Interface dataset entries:
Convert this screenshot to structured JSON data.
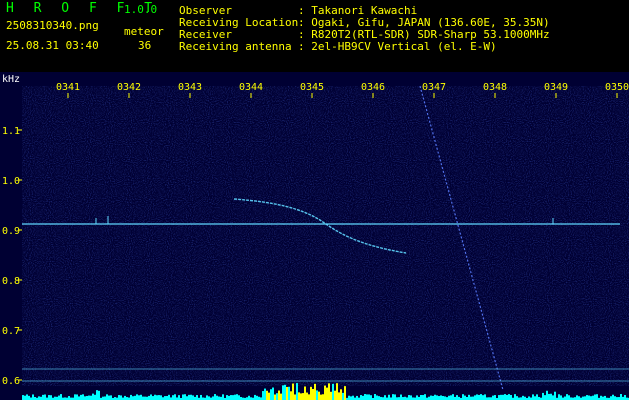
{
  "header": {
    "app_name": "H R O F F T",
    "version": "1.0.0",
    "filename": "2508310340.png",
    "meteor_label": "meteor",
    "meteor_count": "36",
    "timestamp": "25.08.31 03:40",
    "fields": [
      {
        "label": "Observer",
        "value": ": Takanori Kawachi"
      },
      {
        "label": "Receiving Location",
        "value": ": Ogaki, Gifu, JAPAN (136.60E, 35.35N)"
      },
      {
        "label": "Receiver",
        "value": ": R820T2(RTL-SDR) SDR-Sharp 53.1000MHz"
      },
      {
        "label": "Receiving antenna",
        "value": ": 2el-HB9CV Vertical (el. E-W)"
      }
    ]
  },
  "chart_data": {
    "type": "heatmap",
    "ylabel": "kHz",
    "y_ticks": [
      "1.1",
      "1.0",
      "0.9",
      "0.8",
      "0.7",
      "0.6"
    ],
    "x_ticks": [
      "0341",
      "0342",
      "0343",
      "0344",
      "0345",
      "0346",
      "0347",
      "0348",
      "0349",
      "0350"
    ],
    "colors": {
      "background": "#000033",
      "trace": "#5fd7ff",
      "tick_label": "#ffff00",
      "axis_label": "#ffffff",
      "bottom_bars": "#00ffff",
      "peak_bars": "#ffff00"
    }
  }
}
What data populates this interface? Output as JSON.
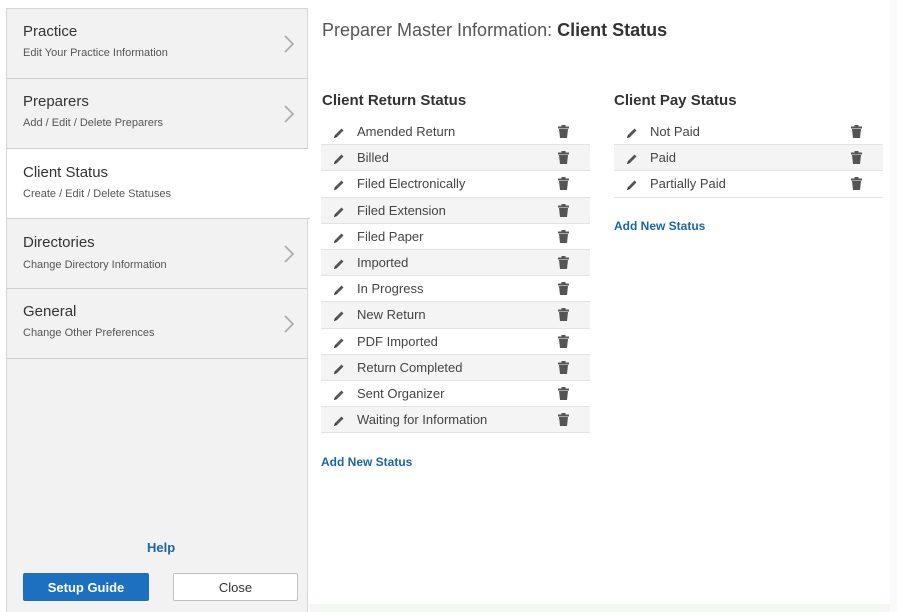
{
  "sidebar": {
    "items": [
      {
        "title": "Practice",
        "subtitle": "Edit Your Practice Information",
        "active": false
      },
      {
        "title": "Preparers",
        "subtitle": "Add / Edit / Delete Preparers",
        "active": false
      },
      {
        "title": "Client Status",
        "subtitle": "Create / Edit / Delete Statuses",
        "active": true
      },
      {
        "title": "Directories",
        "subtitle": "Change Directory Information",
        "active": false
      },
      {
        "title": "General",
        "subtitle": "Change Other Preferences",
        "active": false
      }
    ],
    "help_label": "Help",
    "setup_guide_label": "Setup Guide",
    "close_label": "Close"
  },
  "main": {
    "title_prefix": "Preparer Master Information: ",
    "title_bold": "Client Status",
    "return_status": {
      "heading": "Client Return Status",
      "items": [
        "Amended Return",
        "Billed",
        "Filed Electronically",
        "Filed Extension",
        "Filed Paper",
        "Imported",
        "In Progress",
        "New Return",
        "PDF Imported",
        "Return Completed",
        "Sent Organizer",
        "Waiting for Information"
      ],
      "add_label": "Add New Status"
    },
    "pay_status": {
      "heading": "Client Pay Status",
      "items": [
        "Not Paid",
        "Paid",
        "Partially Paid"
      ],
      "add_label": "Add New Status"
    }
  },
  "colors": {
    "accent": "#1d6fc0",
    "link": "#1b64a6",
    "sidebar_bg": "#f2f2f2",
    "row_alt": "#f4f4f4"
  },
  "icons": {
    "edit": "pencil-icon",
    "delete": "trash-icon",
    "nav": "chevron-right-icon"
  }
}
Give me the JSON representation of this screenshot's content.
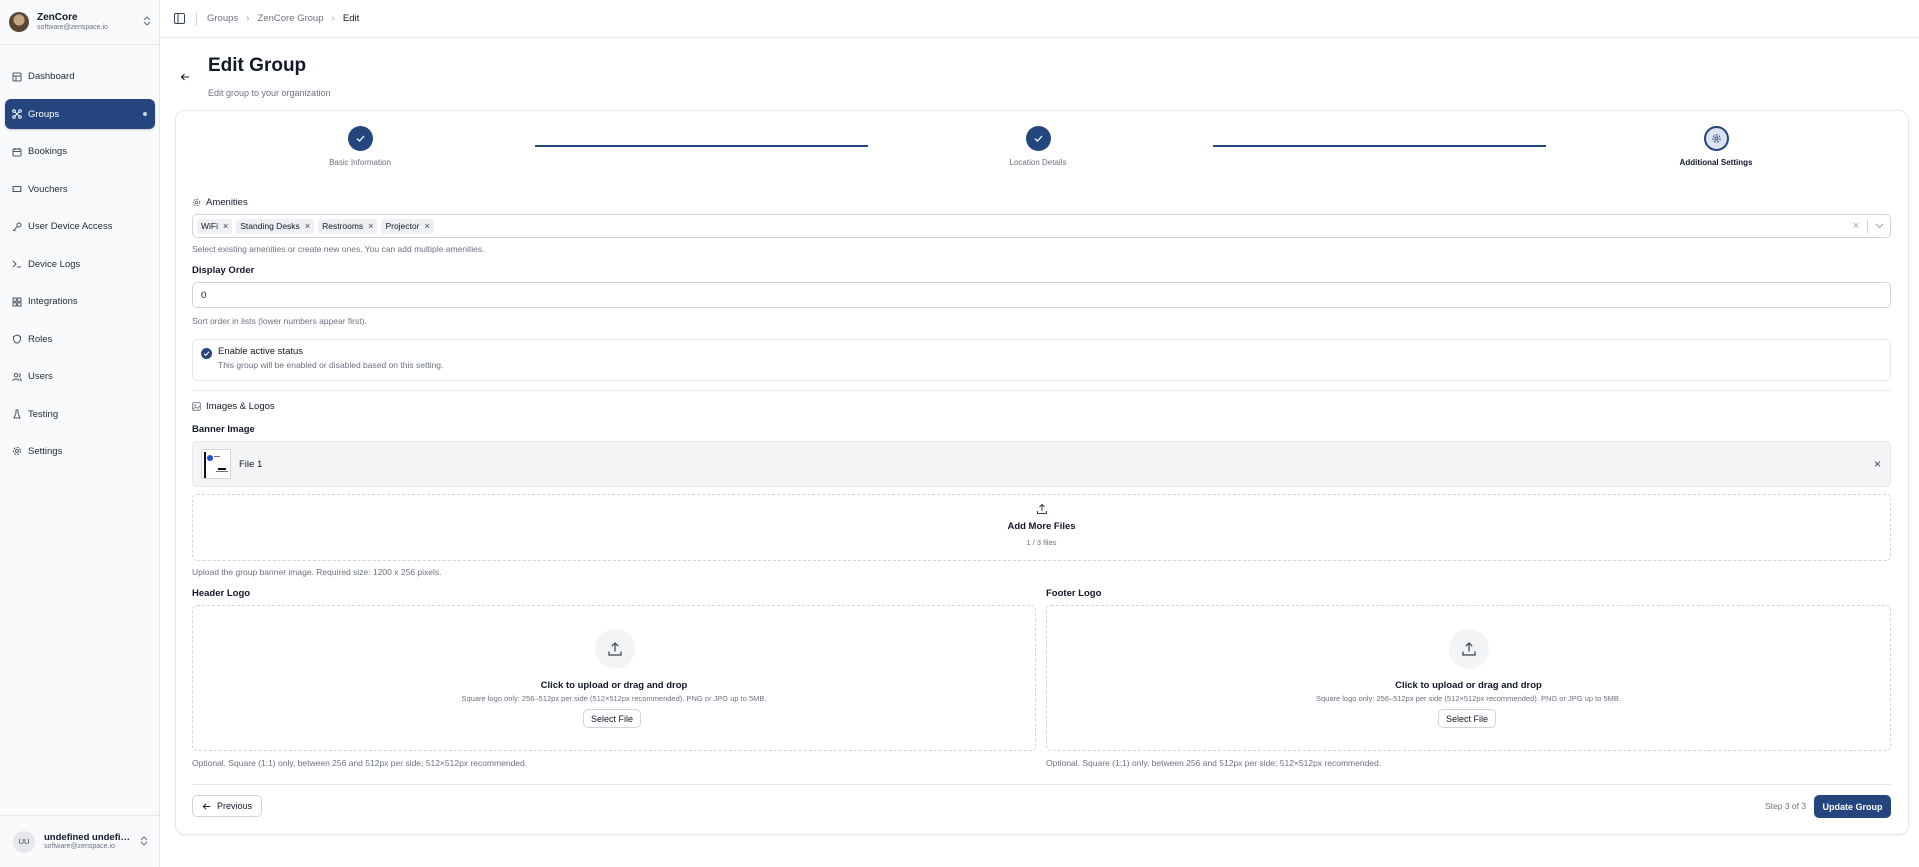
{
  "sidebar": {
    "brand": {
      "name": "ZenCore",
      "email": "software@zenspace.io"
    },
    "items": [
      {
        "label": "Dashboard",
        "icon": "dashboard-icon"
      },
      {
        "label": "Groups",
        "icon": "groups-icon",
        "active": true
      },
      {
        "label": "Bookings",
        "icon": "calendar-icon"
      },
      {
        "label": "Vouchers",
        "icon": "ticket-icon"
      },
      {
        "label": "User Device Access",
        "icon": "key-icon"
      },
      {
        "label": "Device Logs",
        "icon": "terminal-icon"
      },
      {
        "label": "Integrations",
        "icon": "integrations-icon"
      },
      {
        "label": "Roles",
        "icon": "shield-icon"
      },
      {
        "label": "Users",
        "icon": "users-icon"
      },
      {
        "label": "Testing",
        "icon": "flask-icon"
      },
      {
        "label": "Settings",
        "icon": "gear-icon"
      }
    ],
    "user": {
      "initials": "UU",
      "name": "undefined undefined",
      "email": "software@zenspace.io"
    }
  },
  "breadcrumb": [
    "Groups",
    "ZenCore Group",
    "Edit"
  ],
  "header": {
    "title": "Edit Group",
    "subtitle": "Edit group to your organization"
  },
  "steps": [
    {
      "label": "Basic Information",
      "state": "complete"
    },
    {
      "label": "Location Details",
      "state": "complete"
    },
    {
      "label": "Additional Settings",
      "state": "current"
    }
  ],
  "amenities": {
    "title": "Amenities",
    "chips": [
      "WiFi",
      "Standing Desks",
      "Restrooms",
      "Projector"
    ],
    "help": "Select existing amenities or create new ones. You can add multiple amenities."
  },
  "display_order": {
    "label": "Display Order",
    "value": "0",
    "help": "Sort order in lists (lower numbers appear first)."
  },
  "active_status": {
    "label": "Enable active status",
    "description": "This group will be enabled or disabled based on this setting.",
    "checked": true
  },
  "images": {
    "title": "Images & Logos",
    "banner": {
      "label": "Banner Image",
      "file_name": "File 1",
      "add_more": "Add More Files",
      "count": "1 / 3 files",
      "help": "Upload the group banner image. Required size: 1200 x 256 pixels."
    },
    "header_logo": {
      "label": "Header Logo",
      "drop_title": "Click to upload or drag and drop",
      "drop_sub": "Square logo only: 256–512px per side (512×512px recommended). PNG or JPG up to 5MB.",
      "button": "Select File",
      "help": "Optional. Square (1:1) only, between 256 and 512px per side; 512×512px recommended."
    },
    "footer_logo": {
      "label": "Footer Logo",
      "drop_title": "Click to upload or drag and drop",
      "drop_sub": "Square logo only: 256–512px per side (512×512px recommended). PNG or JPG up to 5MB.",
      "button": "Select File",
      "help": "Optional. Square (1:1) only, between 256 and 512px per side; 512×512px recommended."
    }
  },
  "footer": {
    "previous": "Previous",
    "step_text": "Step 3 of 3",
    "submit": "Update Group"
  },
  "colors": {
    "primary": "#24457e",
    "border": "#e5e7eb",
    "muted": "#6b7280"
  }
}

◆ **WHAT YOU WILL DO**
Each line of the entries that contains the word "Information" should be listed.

◆ **RESULT BELOW**
        "subtitle": "Edit Your Practice Information",
        "subtitle": "Change Directory Information",
    "title_prefix": "Preparer Master Information: ",
        "Waiting for Information"
      "label": "Basic Information",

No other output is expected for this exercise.